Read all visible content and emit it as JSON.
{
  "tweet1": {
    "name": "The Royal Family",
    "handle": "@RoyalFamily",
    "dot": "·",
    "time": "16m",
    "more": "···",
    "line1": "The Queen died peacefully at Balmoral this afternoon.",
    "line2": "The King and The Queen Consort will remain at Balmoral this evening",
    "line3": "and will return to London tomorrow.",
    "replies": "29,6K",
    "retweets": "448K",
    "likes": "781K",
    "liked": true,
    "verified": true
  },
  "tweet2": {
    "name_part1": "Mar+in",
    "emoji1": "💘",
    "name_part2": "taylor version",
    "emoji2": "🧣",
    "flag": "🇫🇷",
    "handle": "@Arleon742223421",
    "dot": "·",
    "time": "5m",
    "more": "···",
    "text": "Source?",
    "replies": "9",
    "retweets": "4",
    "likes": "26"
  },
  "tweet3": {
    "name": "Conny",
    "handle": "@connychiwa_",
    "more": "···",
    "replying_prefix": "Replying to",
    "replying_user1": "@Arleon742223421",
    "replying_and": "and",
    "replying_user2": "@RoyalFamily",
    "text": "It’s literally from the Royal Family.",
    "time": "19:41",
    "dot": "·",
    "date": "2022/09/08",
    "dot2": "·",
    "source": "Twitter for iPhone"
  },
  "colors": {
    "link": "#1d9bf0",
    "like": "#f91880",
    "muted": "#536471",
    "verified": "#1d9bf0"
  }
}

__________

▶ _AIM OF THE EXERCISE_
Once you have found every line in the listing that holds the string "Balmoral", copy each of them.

▶ _REPLY_
    "line1": "The Queen died peacefully at Balmoral this afternoon.",
    "line2": "The King and The Queen Consort will remain at Balmoral this evening",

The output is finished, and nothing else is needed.